━━━ RECORDS SUPPLIED ━━━

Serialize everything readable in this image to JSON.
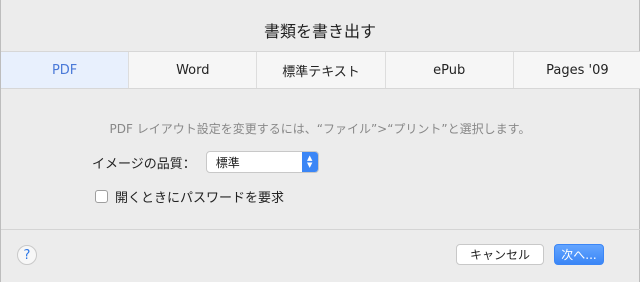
{
  "dialog": {
    "title": "書類を書き出す",
    "tabs": [
      {
        "label": "PDF",
        "active": true
      },
      {
        "label": "Word",
        "active": false
      },
      {
        "label": "標準テキスト",
        "active": false
      },
      {
        "label": "ePub",
        "active": false
      },
      {
        "label": "Pages '09",
        "active": false
      }
    ],
    "note": "PDF レイアウト設定を変更するには、“ファイル”>“プリント”と選択します。",
    "quality": {
      "label": "イメージの品質：",
      "value": "標準"
    },
    "password_checkbox": {
      "label": "開くときにパスワードを要求",
      "checked": false
    },
    "buttons": {
      "help": "?",
      "cancel": "キャンセル",
      "next": "次へ..."
    },
    "colors": {
      "active_tab_text": "#4a79d8",
      "accent": "#3b86f6"
    }
  }
}
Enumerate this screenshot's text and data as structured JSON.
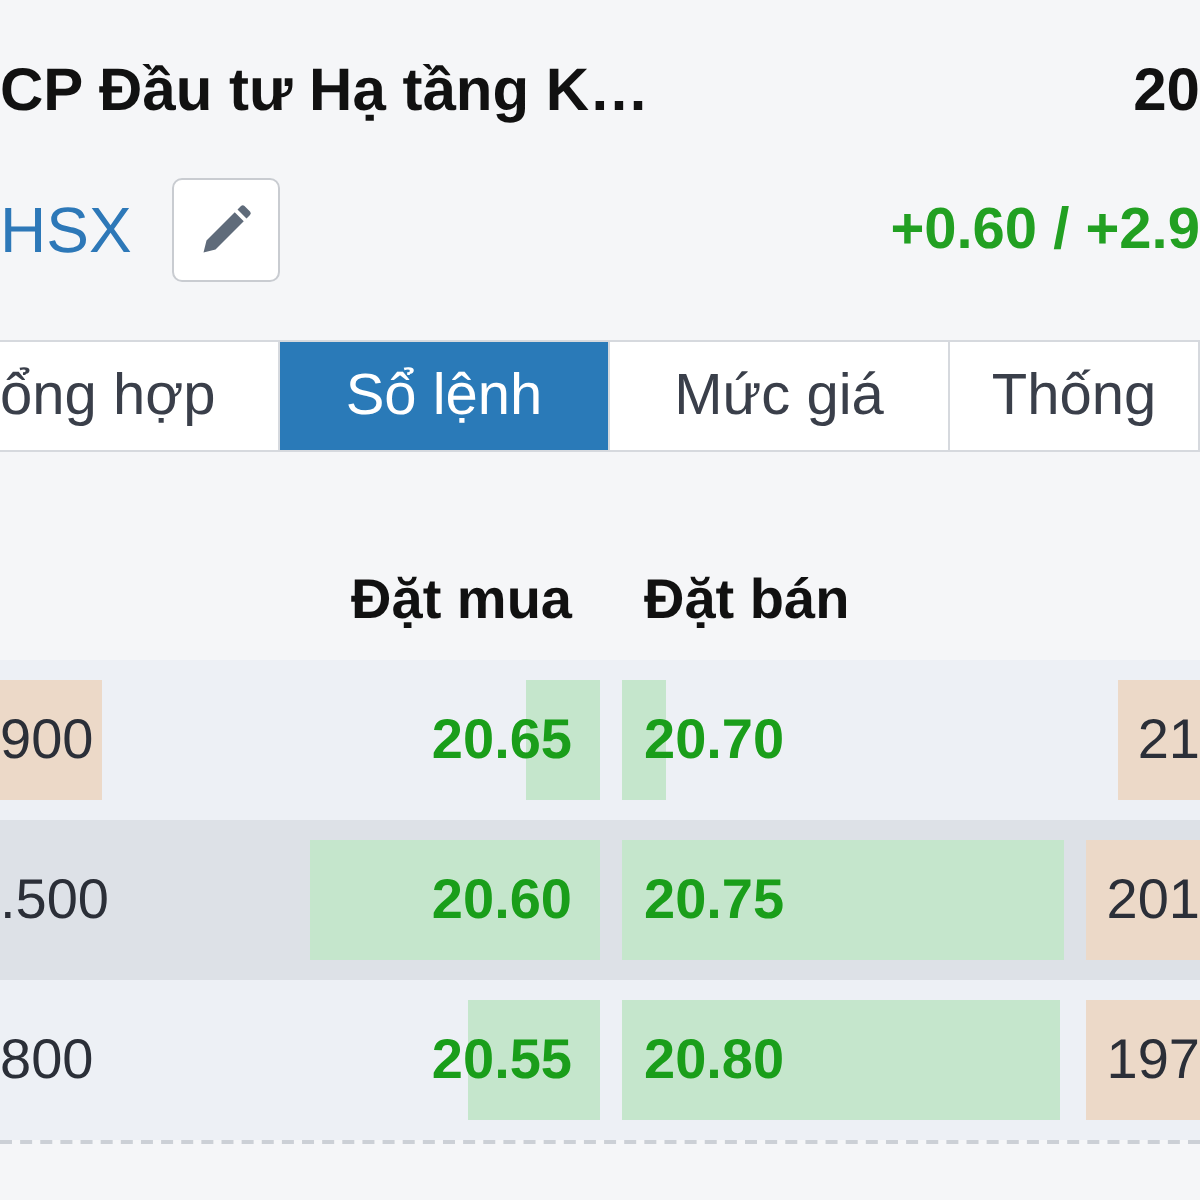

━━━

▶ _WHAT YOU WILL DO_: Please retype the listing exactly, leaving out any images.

▶ _PROBLEM SOLUTION_:
Serialize everything readable in this image to JSON.
{
  "dialog": {
    "title": "書類を書き出す",
    "tabs": [
      {
        "label": "PDF",
        "active": true
      },
      {
        "label": "Word",
        "active": false
      },
      {
        "label": "標準テキスト",
        "active": false
      },
      {
        "label": "ePub",
        "active": false
      },
      {
        "label": "Pages '09",
        "active": false
      }
    ],
    "note": "PDF レイアウト設定を変更するには、“ファイル”>“プリント”と選択します。",
    "quality": {
      "label": "イメージの品質：",
      "value": "標準"
    },
    "password_checkbox": {
      "label": "開くときにパスワードを要求",
      "checked": false
    },
    "buttons": {
      "help": "?",
      "cancel": "キャンセル",
      "next": "次へ..."
    },
    "colors": {
      "active_tab_text": "#4a79d8",
      "accent": "#3b86f6"
    }
  }
}
Enumerate this screenshot's text and data as structured JSON.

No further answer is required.